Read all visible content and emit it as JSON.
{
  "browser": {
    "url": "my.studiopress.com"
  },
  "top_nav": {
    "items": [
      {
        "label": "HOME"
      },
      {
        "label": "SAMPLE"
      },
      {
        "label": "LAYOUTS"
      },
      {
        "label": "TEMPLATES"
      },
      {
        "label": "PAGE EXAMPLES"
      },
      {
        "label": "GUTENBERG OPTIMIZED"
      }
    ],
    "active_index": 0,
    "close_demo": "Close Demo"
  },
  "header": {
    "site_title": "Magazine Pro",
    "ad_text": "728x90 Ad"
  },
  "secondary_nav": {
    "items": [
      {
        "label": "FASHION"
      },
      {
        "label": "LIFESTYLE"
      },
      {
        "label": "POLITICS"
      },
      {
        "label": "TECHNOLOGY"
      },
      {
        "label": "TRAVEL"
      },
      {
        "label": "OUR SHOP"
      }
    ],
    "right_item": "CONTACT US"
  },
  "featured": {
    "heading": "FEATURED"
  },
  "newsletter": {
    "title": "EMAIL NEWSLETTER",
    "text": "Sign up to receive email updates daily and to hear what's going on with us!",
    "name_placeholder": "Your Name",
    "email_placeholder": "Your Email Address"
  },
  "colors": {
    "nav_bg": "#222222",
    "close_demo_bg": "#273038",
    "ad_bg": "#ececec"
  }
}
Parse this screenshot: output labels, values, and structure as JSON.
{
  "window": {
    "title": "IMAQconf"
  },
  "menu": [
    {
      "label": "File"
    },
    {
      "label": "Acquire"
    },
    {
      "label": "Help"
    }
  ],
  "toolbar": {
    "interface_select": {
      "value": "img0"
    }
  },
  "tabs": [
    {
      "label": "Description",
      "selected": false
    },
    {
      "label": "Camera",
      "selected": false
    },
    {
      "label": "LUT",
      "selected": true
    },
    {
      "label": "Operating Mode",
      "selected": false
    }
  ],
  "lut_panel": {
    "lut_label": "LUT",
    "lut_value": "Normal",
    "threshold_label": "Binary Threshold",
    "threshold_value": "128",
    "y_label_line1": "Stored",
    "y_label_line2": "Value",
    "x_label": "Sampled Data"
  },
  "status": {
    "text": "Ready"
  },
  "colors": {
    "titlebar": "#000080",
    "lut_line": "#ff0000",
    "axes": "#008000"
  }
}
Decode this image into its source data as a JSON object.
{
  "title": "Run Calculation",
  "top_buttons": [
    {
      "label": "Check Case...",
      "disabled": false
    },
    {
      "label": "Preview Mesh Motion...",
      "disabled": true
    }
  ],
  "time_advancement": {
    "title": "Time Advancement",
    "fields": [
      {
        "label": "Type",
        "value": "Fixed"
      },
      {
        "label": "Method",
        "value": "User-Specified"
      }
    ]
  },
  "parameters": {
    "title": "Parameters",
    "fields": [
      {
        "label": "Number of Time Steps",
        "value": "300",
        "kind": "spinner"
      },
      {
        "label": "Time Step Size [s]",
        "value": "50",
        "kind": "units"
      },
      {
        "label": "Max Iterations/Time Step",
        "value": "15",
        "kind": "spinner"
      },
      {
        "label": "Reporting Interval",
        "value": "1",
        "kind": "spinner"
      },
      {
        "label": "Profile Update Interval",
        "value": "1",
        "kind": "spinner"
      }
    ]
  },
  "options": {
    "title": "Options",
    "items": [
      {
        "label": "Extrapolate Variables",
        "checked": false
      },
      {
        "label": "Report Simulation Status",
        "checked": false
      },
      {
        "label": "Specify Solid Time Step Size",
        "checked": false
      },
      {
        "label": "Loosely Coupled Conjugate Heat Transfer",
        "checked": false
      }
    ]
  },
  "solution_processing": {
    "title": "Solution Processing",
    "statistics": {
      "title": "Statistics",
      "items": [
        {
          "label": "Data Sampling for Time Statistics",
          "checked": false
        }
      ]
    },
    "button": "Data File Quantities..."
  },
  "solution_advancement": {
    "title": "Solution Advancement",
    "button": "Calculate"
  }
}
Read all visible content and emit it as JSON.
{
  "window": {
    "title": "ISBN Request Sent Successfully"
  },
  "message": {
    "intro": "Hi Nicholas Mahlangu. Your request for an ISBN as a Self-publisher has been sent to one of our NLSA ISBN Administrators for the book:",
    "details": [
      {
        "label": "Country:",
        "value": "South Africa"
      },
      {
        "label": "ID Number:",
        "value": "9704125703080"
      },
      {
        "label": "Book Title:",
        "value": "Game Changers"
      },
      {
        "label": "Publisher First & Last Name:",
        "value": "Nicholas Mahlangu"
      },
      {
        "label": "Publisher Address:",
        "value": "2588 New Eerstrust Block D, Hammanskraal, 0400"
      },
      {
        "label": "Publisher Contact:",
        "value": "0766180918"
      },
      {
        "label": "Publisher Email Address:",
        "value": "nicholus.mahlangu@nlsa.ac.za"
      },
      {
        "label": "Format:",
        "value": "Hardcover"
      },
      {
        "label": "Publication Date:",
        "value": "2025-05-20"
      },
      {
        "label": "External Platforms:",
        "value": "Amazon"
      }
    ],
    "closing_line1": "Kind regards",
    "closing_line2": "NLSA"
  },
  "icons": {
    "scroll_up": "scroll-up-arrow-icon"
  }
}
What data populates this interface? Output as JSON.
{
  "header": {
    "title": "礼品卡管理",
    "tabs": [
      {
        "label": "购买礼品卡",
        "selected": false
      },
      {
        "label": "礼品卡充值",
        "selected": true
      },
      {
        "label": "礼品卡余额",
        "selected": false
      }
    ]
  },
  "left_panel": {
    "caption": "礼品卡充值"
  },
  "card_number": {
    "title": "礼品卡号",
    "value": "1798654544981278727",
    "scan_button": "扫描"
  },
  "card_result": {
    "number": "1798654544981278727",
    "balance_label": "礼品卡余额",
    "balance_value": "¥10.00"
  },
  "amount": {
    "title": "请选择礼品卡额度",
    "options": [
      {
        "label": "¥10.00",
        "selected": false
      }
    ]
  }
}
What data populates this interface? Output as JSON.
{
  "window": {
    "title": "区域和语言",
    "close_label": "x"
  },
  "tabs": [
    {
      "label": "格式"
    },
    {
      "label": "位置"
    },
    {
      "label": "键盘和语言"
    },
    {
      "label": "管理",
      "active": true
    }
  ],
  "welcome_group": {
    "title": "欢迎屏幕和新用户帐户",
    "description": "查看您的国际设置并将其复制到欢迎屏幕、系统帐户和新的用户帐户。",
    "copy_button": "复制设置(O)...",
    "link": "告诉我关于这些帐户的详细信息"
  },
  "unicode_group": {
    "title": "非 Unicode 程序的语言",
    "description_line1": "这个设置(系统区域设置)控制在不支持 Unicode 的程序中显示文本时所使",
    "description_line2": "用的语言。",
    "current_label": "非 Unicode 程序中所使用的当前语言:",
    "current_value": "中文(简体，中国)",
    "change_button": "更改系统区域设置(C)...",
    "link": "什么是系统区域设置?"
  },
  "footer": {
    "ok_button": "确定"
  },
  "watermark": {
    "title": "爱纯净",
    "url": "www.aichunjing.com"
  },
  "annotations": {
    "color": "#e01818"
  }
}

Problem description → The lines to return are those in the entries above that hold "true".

Solution for this task →
      "selected": true
      "disabled": true
        "selected": true
      "active": true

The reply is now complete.